Individual contributions to Nancy Lamb are almost double those to incumbent Andrew Womble ($29,821.54 to $15,571.80).

More provocative, however, are the details.

It’s not surprising that Lamb’s donors include such loyal Little Rascals alumnae as parents Jane Mabry ($50) and Lynne Layton ($250) and therapist Judith Abbott ($200).

But at least one member of the prosecutorial alliance seems to have defected: Yes, that’s Lamb’s former boss, H.P. Williams Jr., pitching in $250 to her opponent’s campaign.

‘Understanding and Assessing’ ritual-abuse mythology

May 28, 2012

How would Bruce A. Robinson, founder of the comprehensive and widely respected ReligiousTolerance.org, describe the credibility now given ritual abuse?

“I am unaware of any child psychologist or similar specialist who still believes ritual abuse happened in child care facilities. I think there is a consensus that repeated direct questioning of young children will get them to reveal stories about events that never happened. Over time, these stories often become ‘memories.’ ”

Mr. Robinson, meet Kathleen Coulborn Faller, professor in the School of Social Work at the University of Michigan.

As previously noted, Dr. Faller in “Understanding and Assessing Child Sexual Maltreatment” (second edition, 2003) identifies herself as a true believer. Here’s how she makes her case:

■ “Responses to allegations of ritual abuse have undergone a transformation in the last 10 years, so that any case… elicits great skepticism. In fact, it is no longer au courant to believe in the existence of ritual abuse.”

Au courant? Does she really consider scientific research into children’s testimony to be some kind of fad, like pet rocks?

■ “The vigor of the attack against ritual abuse… reinforces the belief of some professionals, myself included, that there is substance to ritual abuse….”

What!? And where are these other professionals?

■ “Ultimately the backlash… resulted in the reversal of some criminal convictions involving ritual abuse (New Jersey v. Michaels, 1994; North Carolina v. Kelly, 1995)… ”

In fact, these convictions were overthrown not because public and professional opinion had begun to shift, but because their many legal defects were obvious to appeals courts.

● ● ●

I’ve again asked Dr. Faller to respond.

Texas physician, DA show how to admit injustice

140108KellerJan. 8, 2014

“Among the atrocities that Frances and Dan Keller were supposed to have committed while running a day care center out of their Texas home: drowning and dismembering babies in front of the children; killing dogs and cats in front of the children; transporting the children to Mexico to be sexually abused by soldiers in the Mexican army; dressing as pumpkins and shooting children in the arms and legs; putting the children into a pool with sharks that ate babies; putting blood in the children’s Kool-Aid; cutting the arm or a finger off a gorilla at a local park; and exhuming bodies at a cemetery, forcing children to carry the bones.

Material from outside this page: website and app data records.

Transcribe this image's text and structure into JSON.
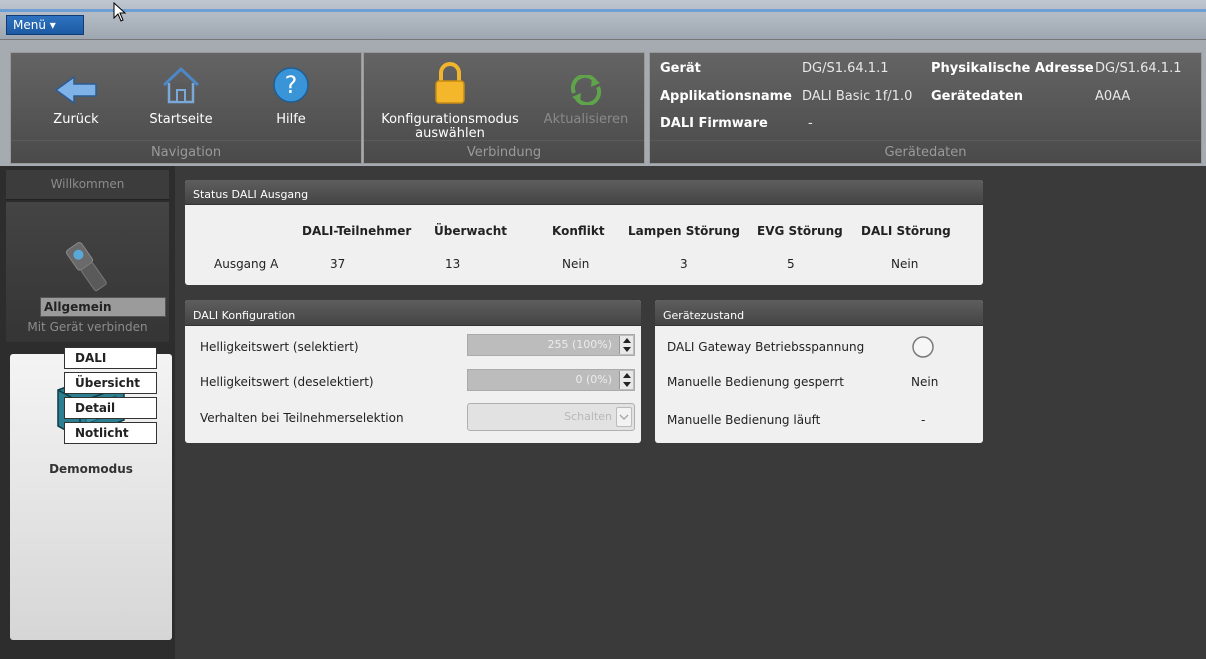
{
  "menu": {
    "label": "Menü ▾"
  },
  "ribbon": {
    "navigation": {
      "caption": "Navigation",
      "back": "Zurück",
      "home": "Startseite",
      "help": "Hilfe"
    },
    "connection": {
      "caption": "Verbindung",
      "config_mode_line1": "Konfigurationsmodus",
      "config_mode_line2": "auswählen",
      "refresh": "Aktualisieren"
    },
    "device_data": {
      "caption": "Gerätedaten",
      "device_label": "Gerät",
      "device_value": "DG/S1.64.1.1",
      "app_label": "Applikationsname",
      "app_value": "DALI Basic 1f/1.0",
      "firmware_label": "DALI Firmware",
      "firmware_value": "-",
      "phys_label": "Physikalische Adresse",
      "phys_value": "DG/S1.64.1.1",
      "devdata_label": "Gerätedaten",
      "devdata_value": "A0AA"
    }
  },
  "sidebar": {
    "welcome": "Willkommen",
    "connect": "Mit Gerät verbinden",
    "demo": "Demomodus",
    "tree": {
      "parent": "Allgemein",
      "items": [
        "DALI",
        "Übersicht",
        "Detail",
        "Notlicht"
      ]
    }
  },
  "status_panel": {
    "title": "Status DALI Ausgang",
    "headers": [
      "DALI-Teilnehmer",
      "Überwacht",
      "Konflikt",
      "Lampen Störung",
      "EVG Störung",
      "DALI Störung"
    ],
    "rows": [
      {
        "label": "Ausgang A",
        "values": [
          "37",
          "13",
          "Nein",
          "3",
          "5",
          "Nein"
        ]
      }
    ]
  },
  "config_panel": {
    "title": "DALI Konfiguration",
    "brightness_selected_label": "Helligkeitswert (selektiert)",
    "brightness_selected_value": "255 (100%)",
    "brightness_deselected_label": "Helligkeitswert (deselektiert)",
    "brightness_deselected_value": "0 (0%)",
    "behaviour_label": "Verhalten bei Teilnehmerselektion",
    "behaviour_value": "Schalten"
  },
  "device_state_panel": {
    "title": "Gerätezustand",
    "supply_label": "DALI Gateway Betriebsspannung",
    "manual_locked_label": "Manuelle Bedienung gesperrt",
    "manual_locked_value": "Nein",
    "manual_running_label": "Manuelle Bedienung läuft",
    "manual_running_value": "-"
  },
  "colors": {
    "menu_button": "#2f73c0",
    "panel_header": "#4e4e4e",
    "background": "#3a3a3a"
  }
}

“It was frankly unbelievable – except that people, most importantly, a Texas jury, did believe the Kellers had committed at least some of these acts. In 1992, the Kellers were convicted of aggravated sexual assault on a child and each sentenced to 48 years in prison….

“(Today) after multiple appeal efforts and 21 years in prison, the Kellers are finally free….

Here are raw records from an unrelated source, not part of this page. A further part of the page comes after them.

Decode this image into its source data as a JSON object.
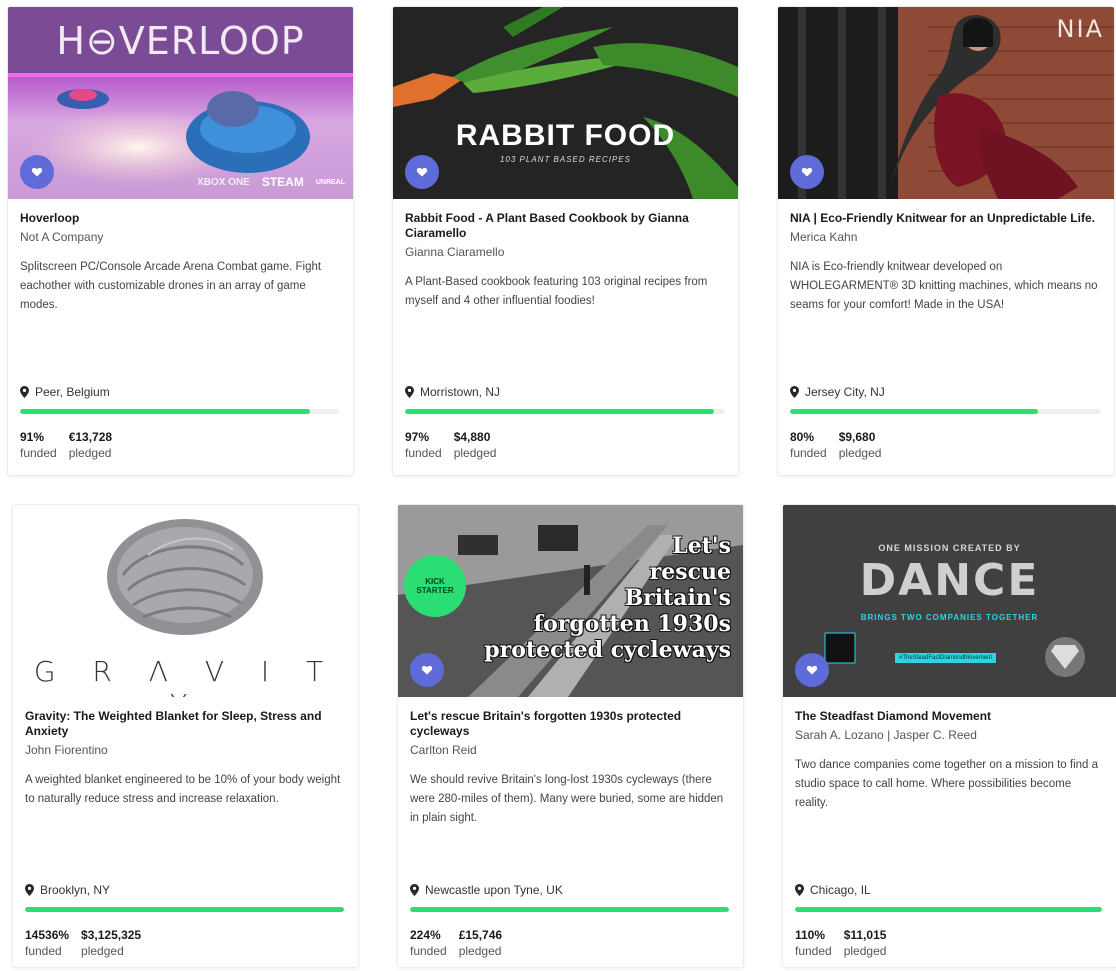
{
  "colors": {
    "accent": "#5f6bd8",
    "progress": "#2bde73",
    "progress_track": "#efefef"
  },
  "icons": {
    "like": "heart-icon",
    "location": "map-pin-icon"
  },
  "labels": {
    "funded": "funded",
    "pledged": "pledged"
  },
  "projects": [
    {
      "image_text": "H⊖VERLOOP",
      "image_badges": [
        "XBOX ONE",
        "STEAM",
        "UNREAL"
      ],
      "title": "Hoverloop",
      "creator": "Not A Company",
      "blurb": "Splitscreen PC/Console Arcade Arena Combat game. Fight eachother with customizable drones in an array of game modes.",
      "location": "Peer, Belgium",
      "progress": 0.91,
      "percent": "91%",
      "pledged": "€13,728"
    },
    {
      "image_text": "RABBIT FOOD",
      "image_subtext": "103 PLANT BASED RECIPES",
      "title": "Rabbit Food - A Plant Based Cookbook by Gianna Ciaramello",
      "creator": "Gianna Ciaramello",
      "blurb": "A Plant-Based cookbook featuring 103 original recipes from myself and 4 other influential foodies!",
      "location": "Morristown, NJ",
      "progress": 0.97,
      "percent": "97%",
      "pledged": "$4,880"
    },
    {
      "image_text": "NIA",
      "title": "NIA | Eco-Friendly Knitwear for an Unpredictable Life.",
      "creator": "Merica Kahn",
      "blurb": "NIA is Eco-friendly knitwear developed on WHOLEGARMENT® 3D knitting machines, which means no seams for your comfort! Made in the USA!",
      "location": "Jersey City, NJ",
      "progress": 0.8,
      "percent": "80%",
      "pledged": "$9,680"
    },
    {
      "image_text": "G R Λ V I T Y",
      "title": "Gravity: The Weighted Blanket for Sleep, Stress and Anxiety",
      "creator": "John Fiorentino",
      "blurb": "A weighted blanket engineered to be 10% of your body weight to naturally reduce stress and increase relaxation.",
      "location": "Brooklyn, NY",
      "progress": 1.0,
      "percent": "14536%",
      "pledged": "$3,125,325"
    },
    {
      "image_text_lines": [
        "Let's",
        "rescue",
        "Britain's",
        "forgotten 1930s",
        "protected cycleways"
      ],
      "image_badge": "KICK STARTER",
      "title": "Let's rescue Britain's forgotten 1930s protected cycleways",
      "creator": "Carlton Reid",
      "blurb": "We should revive Britain's long-lost 1930s cycleways (there were 280-miles of them). Many were buried, some are hidden in plain sight.",
      "location": "Newcastle upon Tyne, UK",
      "progress": 1.0,
      "percent": "224%",
      "pledged": "£15,746"
    },
    {
      "image_text": "DANCE",
      "image_subtext_top": "ONE MISSION CREATED BY",
      "image_subtext": "BRINGS TWO COMPANIES TOGETHER",
      "image_tag": "#TheSteadFastDiamondMovement",
      "title": "The Steadfast Diamond Movement",
      "creator": "Sarah A. Lozano | Jasper C. Reed",
      "blurb": "Two dance companies come together on a mission to find a studio space to call home. Where possibilities become reality.",
      "location": "Chicago, IL",
      "progress": 1.0,
      "percent": "110%",
      "pledged": "$11,015"
    }
  ]
}
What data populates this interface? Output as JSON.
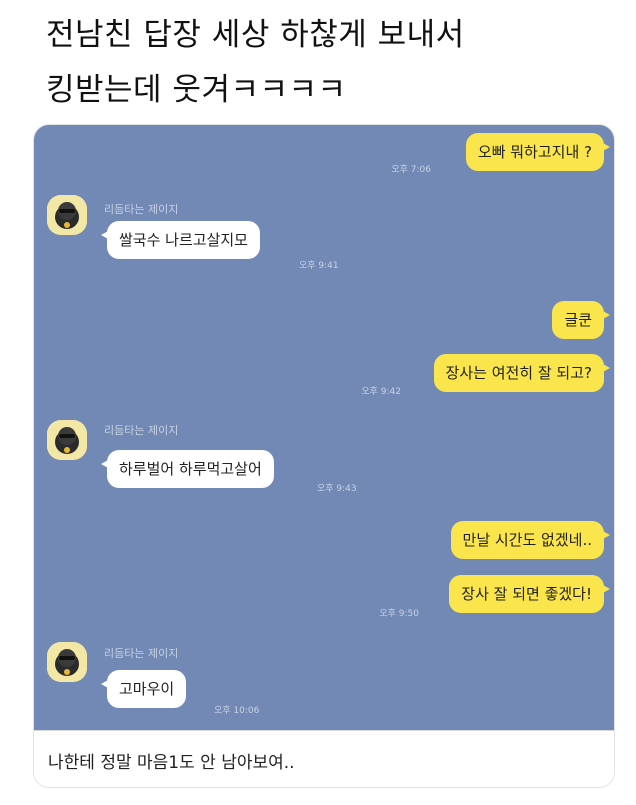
{
  "post": {
    "title_line1": "전남친 답장 세상 하찮게 보내서",
    "title_line2": "킹받는데 웃겨ㅋㅋㅋㅋ"
  },
  "chat": {
    "sender_name": "리듬타는 제이지",
    "avatar_icon": "character-avatar-icon",
    "colors": {
      "background": "#7189b4",
      "my_bubble": "#fbe54d",
      "their_bubble": "#ffffff"
    },
    "messages": [
      {
        "from": "me",
        "text": "오빠 뭐하고지내 ?",
        "time": "오후 7:06"
      },
      {
        "from": "them",
        "text": "쌀국수 나르고살지모",
        "time": "오후 9:41"
      },
      {
        "from": "me",
        "text": "글쿤",
        "time": ""
      },
      {
        "from": "me",
        "text": "장사는 여전히 잘 되고?",
        "time": "오후 9:42"
      },
      {
        "from": "them",
        "text": "하루벌어 하루먹고살어",
        "time": "오후 9:43"
      },
      {
        "from": "me",
        "text": "만날 시간도 없겠네..",
        "time": ""
      },
      {
        "from": "me",
        "text": "장사 잘 되면 좋겠다!",
        "time": "오후 9:50"
      },
      {
        "from": "them",
        "text": "고마우이",
        "time": "오후 10:06"
      }
    ]
  },
  "caption": {
    "text": "나한테 정말 마음1도 안 남아보여.."
  }
}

“The doctor who provided the only physical evidence that any sexual assault had taken place recanted his testimony. Travis County District Attorney Rosemary Lehmberg agreed that their conviction should be overturned, allowing the Kellers to be released while their appeals move through the courts….

“Their release may also finally mark the end to one of the strangest, widest-reaching, and most damaging moral panics in America’s history.”

– From “The Real Victims of Satanic Ritual Abuse” by Linda Rodriguez McRobbie at Slate.com

What a day-brightener – spotting McRobbie’s thorough tracking of the Fran and Dan case atop Slate magazine’s home page.

Yes, miracles do happen – a Texas doctor recanting his testimony, and a DA agreeing the convictions should be overturned.

But as long as Junior Chandler remains imprisoned in North Carolina, it’s way too soon to “finally mark the end” to the ritual abuse panic.